* EXERCISE GOAL:
Top to bottom, output the entries that follow exactly.

* DATA SUPPLIED:
· · · ·
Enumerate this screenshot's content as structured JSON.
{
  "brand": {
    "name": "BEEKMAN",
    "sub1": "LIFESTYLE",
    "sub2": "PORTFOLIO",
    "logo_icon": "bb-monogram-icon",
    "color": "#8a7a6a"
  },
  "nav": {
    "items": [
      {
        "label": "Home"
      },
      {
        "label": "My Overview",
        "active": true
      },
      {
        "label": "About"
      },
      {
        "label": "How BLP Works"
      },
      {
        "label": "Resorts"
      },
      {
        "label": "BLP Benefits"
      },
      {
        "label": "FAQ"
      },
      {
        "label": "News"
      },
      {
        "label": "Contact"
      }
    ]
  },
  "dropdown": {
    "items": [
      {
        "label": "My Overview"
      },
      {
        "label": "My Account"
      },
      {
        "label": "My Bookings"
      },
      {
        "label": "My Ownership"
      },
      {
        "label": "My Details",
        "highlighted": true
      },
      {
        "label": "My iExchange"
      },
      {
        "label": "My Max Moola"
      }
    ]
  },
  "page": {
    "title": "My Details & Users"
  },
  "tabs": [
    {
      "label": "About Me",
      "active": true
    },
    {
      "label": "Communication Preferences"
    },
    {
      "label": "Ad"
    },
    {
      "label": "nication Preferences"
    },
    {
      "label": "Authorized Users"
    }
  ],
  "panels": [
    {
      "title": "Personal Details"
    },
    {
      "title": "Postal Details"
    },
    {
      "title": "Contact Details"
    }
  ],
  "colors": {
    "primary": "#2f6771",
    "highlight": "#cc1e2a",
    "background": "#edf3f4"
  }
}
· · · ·
* SOLUTION TO THIS EXERCISE:
Enumerate this screenshot's content as structured JSON.
{
  "brand": {
    "name": "BEEKMAN",
    "sub1": "LIFESTYLE",
    "sub2": "PORTFOLIO",
    "logo_icon": "bb-monogram-icon",
    "color": "#8a7a6a"
  },
  "nav": {
    "items": [
      {
        "label": "Home"
      },
      {
        "label": "My Overview",
        "active": true
      },
      {
        "label": "About"
      },
      {
        "label": "How BLP Works"
      },
      {
        "label": "Resorts"
      },
      {
        "label": "BLP Benefits"
      },
      {
        "label": "FAQ"
      },
      {
        "label": "News"
      },
      {
        "label": "Contact"
      }
    ]
  },
  "dropdown": {
    "items": [
      {
        "label": "My Overview"
      },
      {
        "label": "My Account"
      },
      {
        "label": "My Bookings"
      },
      {
        "label": "My Ownership"
      },
      {
        "label": "My Details",
        "highlighted": true
      },
      {
        "label": "My iExchange"
      },
      {
        "label": "My Max Moola"
      }
    ]
  },
  "page": {
    "title": "My Details & Users"
  },
  "tabs": [
    {
      "label": "About Me",
      "active": true
    },
    {
      "label": "Communication Preferences"
    },
    {
      "label": "Ad"
    },
    {
      "label": "nication Preferences"
    },
    {
      "label": "Authorized Users"
    }
  ],
  "panels": [
    {
      "title": "Personal Details"
    },
    {
      "title": "Postal Details"
    },
    {
      "title": "Contact Details"
    }
  ],
  "colors": {
    "primary": "#2f6771",
    "highlight": "#cc1e2a",
    "background": "#edf3f4"
  }
}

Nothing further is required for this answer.